And whilst CS:GO might be an easy game to grasp, it is incredibly difficult to ever claim that it has been conquered. Everything from a shifting map pool, the volatility of the economy system that can swing with every kill to the natural chaos that can arise from the quality of communication in the server, CS:GO is a game that always manages to throw something new in with every event.
It’s safe to say that whilst Esports is a giant industry, most of its leading titles are very concentrated in certain countries or regions. The majority of Overwatch professional players are Korean, LCK and LPL teams have won 10 League of Legends World Championships, whilst France still dominate the top tier of competitive Rocket League.

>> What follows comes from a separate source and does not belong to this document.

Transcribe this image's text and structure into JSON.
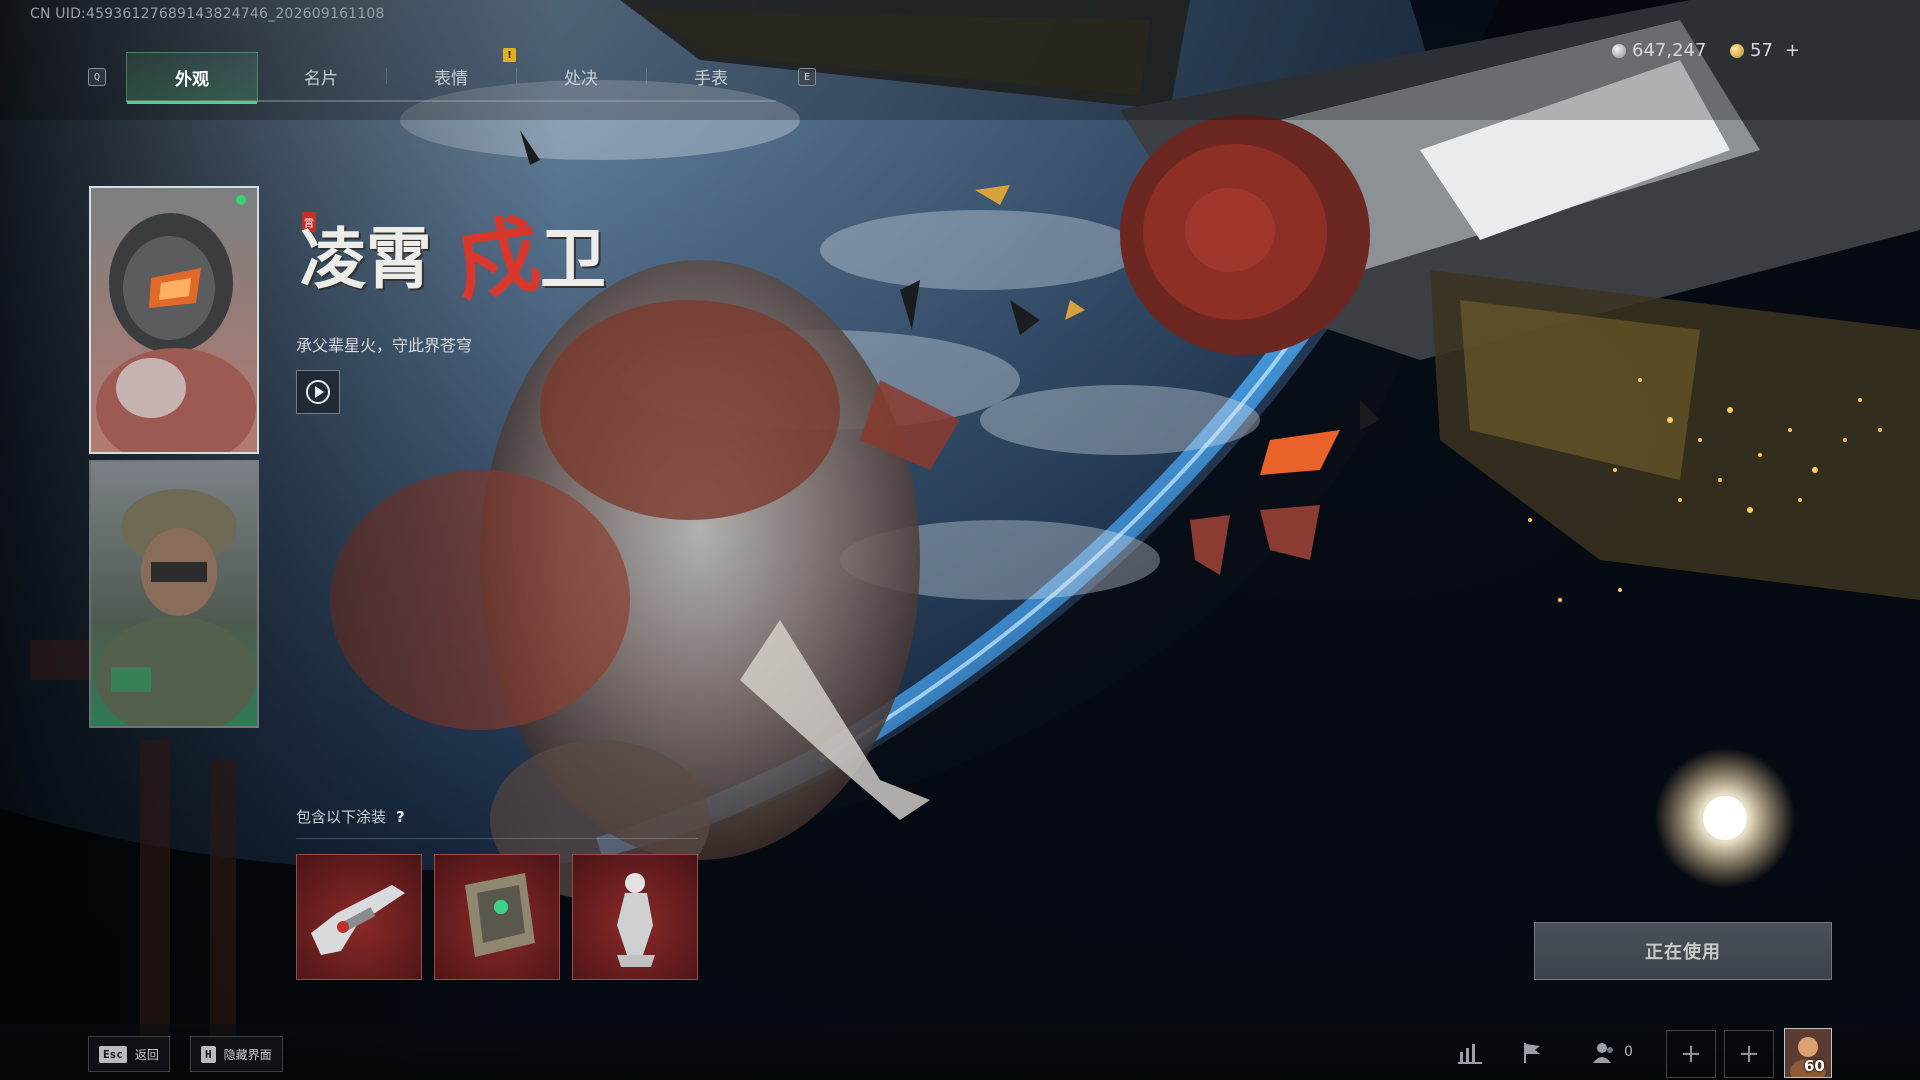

CS:GO, on the other hand, is perhaps the most global Esport on the market. Teams from Europe, North America and South America have all won Majors in the past, and international lineups have become the norm for most orgs. One look at the Esports markets at Unikrn.com will showcase the vibrancy in countries and nationalities competing at CS:GO events. This diversity not only makes for a more interesting competitive scene, but also allows the game to be marketed to hundreds of thousands more fans around the globe.
We touched on it earlier, but the real hero of CS:GO’s success is its gameplay formula. MOBA titles are the masters of strategy, communication and long-term planning, whilst side-scrolling fighter games have that fast-paced adrenaline-pumping experience, but no title is able to blend all of these facets together quite like Valve’s FPS. Winning a game of CS:GO requires patience, resilience, strategy, concentration, focus and the ability to think five or six rounds in advance. However, it also allows for instantaneous, split-second moves that demonstrate an otherworldly reaction times to get a crowd’s pulses racing. It is this winning formula that has made the game such an enduring part of the industry, one that millions of people always make time to tune in to.
CS:GO has one of the most well-developed and stacked competitive calendars in the industry. Teams are constantly on the road to packed out venues for the latest S-Tier event, with prize pools regularly surpassing the $1 million mark. Not only does this make the game one of the most potentially lucrative for a budding pro or organisation, but it means the stakes are amped up each time two rivals go up against one another in the server. Venues such as the LANXESS in Cologne or Spodek Arena in Katowice have become cathedrals for the entire Esports industry, being kitted out annually with jaw-dropping production values on everything from the cast, commentators, make-up, sound and lighting, refreshments and merchandise to the in-studio entertainment between matches.
All of this magic going on behind the game allows the world’s best players to strut their stuff and write unforgettable storylines whenever they step onto the stage. CS:GO pros have come to embrace their new rock-and-roll superstar status in a way that is still alien to most other players in other games. This added dose of stardom makes CS:GO just as much a show as it is a competitive sporting spectacle.